### What is being asked
Search for the word "time" in the entries. Each line that holds it should be copied.

[Component data from apps and pages]
★ ★ ★ ★

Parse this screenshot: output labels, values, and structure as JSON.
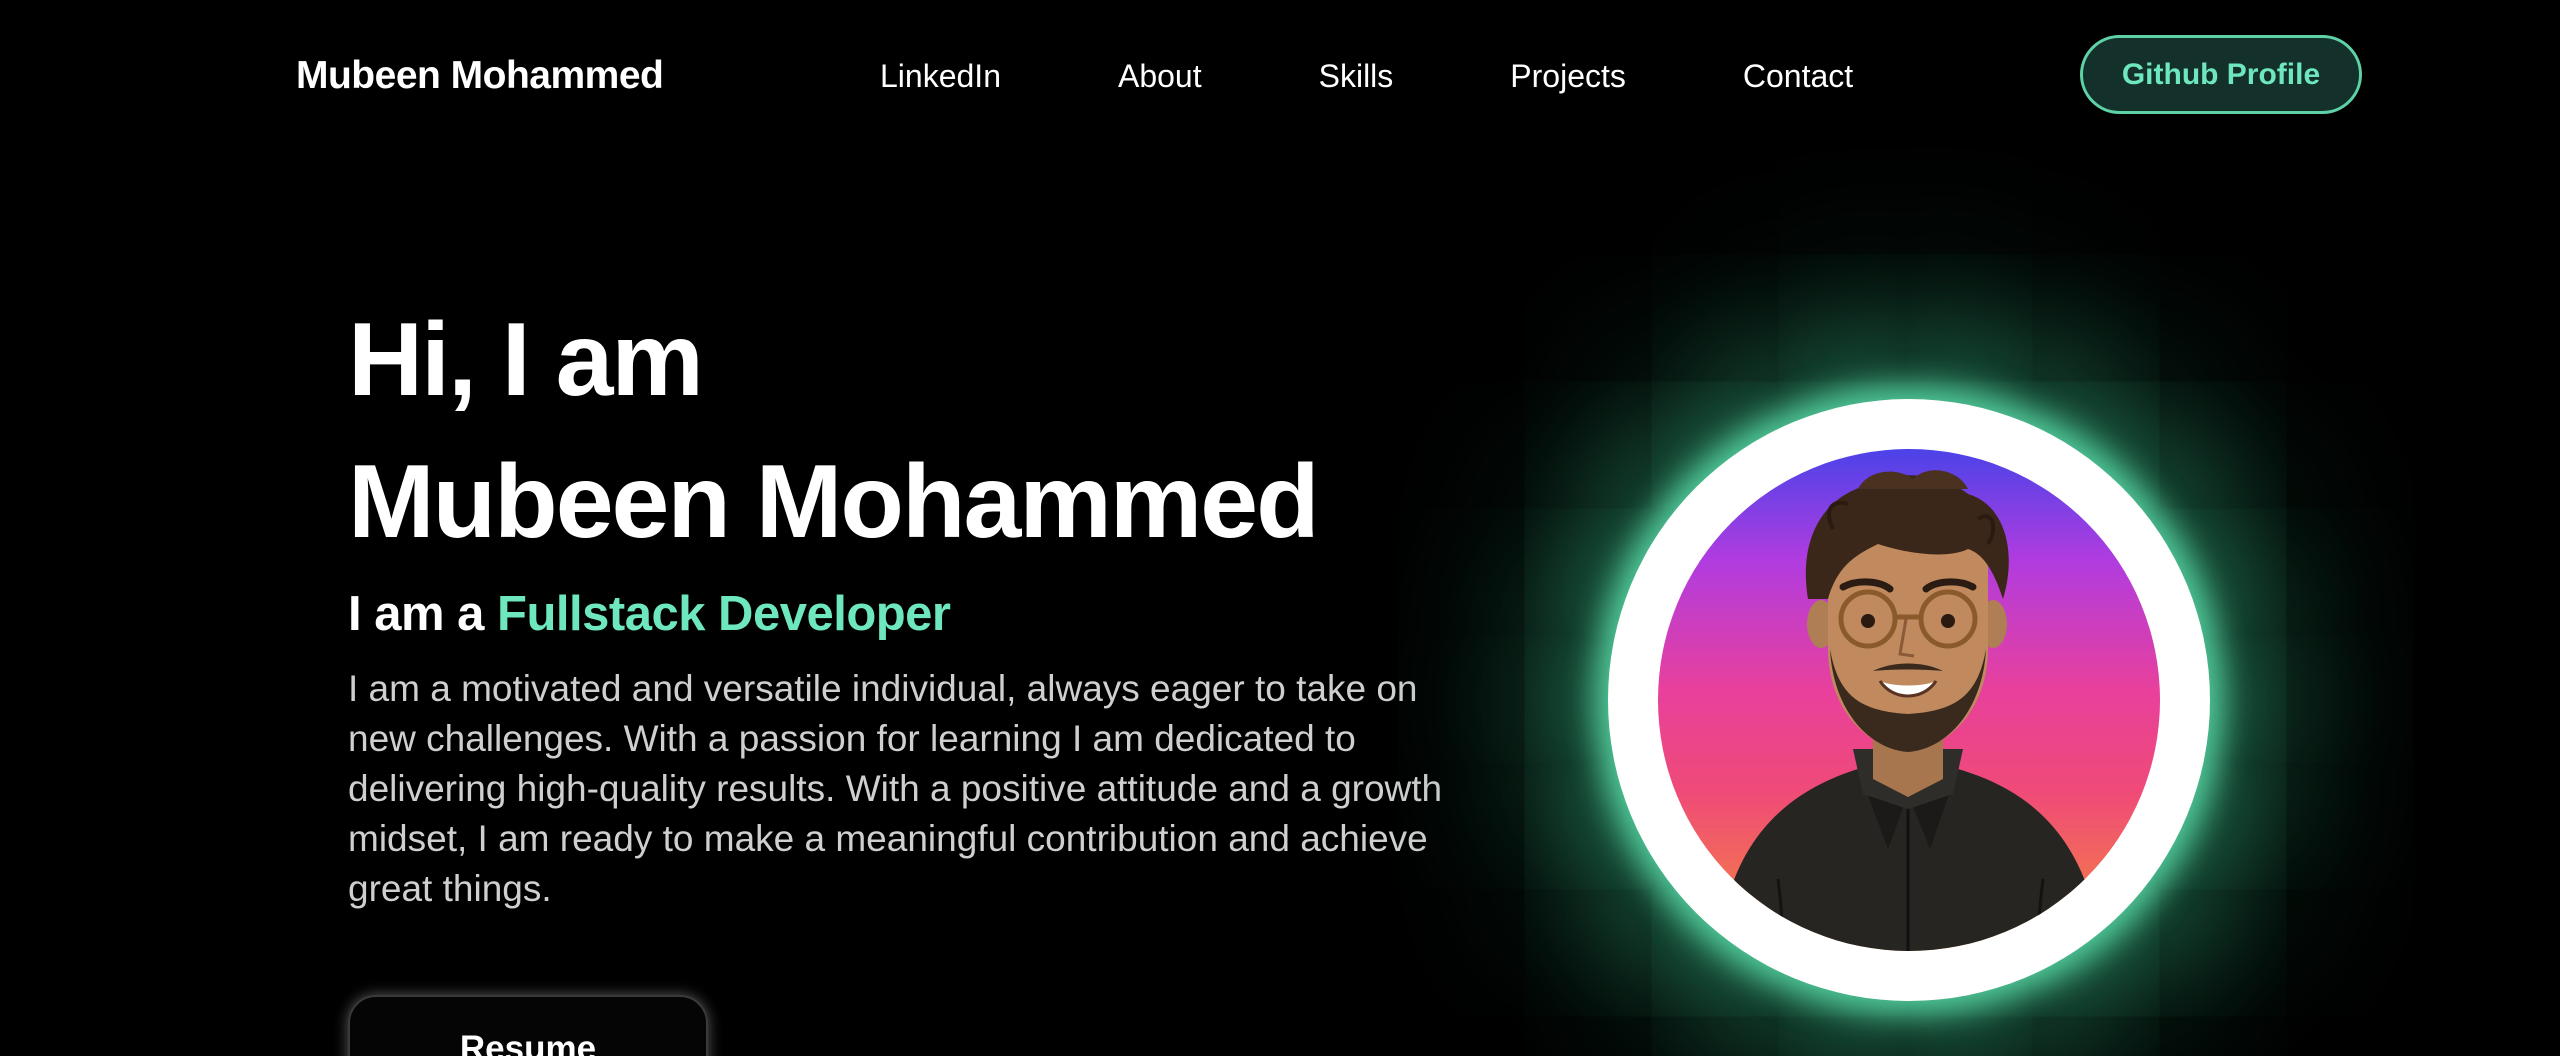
{
  "header": {
    "brand": "Mubeen Mohammed",
    "nav": [
      {
        "label": "LinkedIn"
      },
      {
        "label": "About"
      },
      {
        "label": "Skills"
      },
      {
        "label": "Projects"
      },
      {
        "label": "Contact"
      }
    ],
    "cta_label": "Github Profile"
  },
  "hero": {
    "greeting": "Hi, I am",
    "name": "Mubeen Mohammed",
    "role_prefix": "I am a ",
    "role_highlight": "Fullstack Developer",
    "description": "I am a motivated and versatile individual, always eager to take on new challenges. With a passion for learning I am dedicated to delivering high-quality results. With a positive attitude and a growth midset, I am ready to make a meaningful contribution and achieve great things.",
    "resume_label": "Resume"
  },
  "theme": {
    "background": "#000000",
    "accent": "#6ee7bf",
    "text": "#ffffff",
    "muted_text": "#cfcfcf"
  },
  "icons": {
    "avatar": "developer-portrait-illustration"
  }
}
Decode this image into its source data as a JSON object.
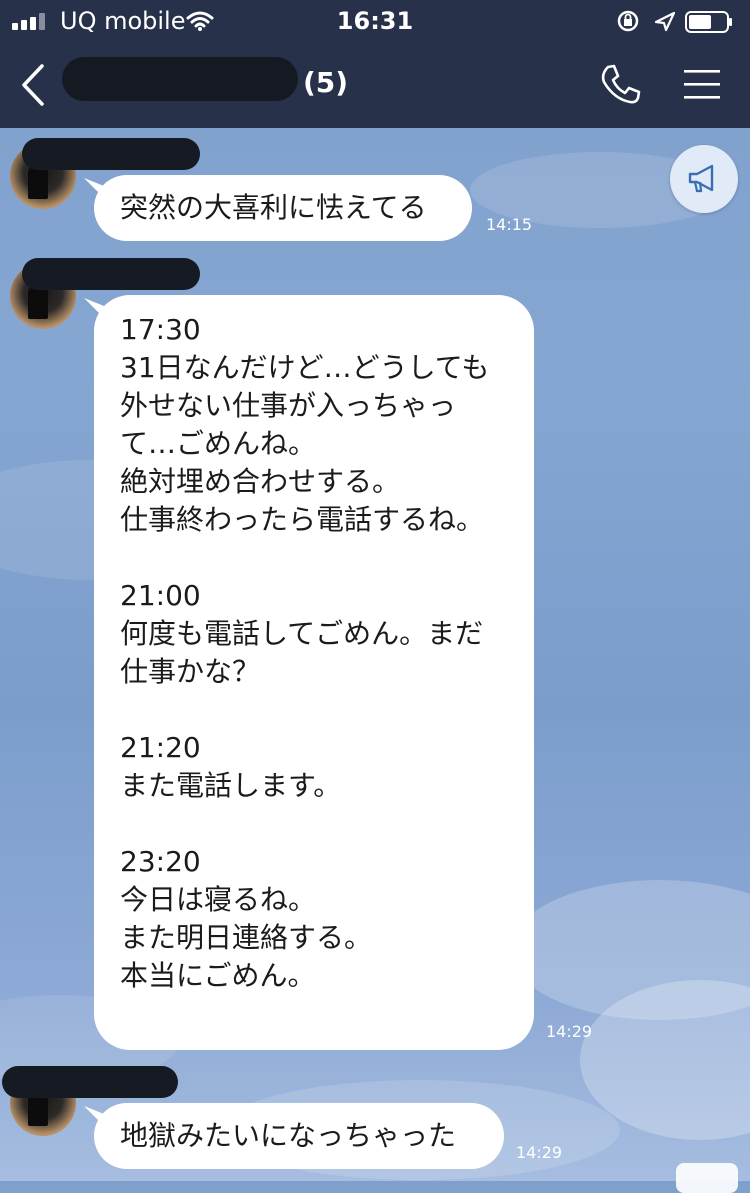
{
  "status_bar": {
    "carrier": "UQ mobile",
    "time": "16:31"
  },
  "header": {
    "member_count": "(5)"
  },
  "messages": [
    {
      "lines": [
        "突然の大喜利に怯えてる"
      ],
      "time": "14:15"
    },
    {
      "lines": [
        "17:30",
        "31日なんだけど…どうしても",
        "外せない仕事が入っちゃっ",
        "て…ごめんね。",
        "絶対埋め合わせする。",
        "仕事終わったら電話するね。",
        "",
        "21:00",
        "何度も電話してごめん。まだ",
        "仕事かな？",
        "",
        "21:20",
        "また電話します。",
        "",
        "23:20",
        "今日は寝るね。",
        "また明日連絡する。",
        "本当にごめん。"
      ],
      "time": "14:29"
    },
    {
      "lines": [
        "地獄みたいになっちゃった"
      ],
      "time": "14:29"
    }
  ],
  "icons": {
    "back": "chevron-left-icon",
    "call": "phone-icon",
    "menu": "hamburger-icon",
    "announcement": "megaphone-icon"
  },
  "colors": {
    "header_bg": "#27324a",
    "chat_bg": "#7f9fcc",
    "bubble_bg": "#ffffff"
  }
}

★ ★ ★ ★

### Exercise response
    "time": "16:31"
      "time": "14:15"
      "time": "14:29"
      "time": "14:29"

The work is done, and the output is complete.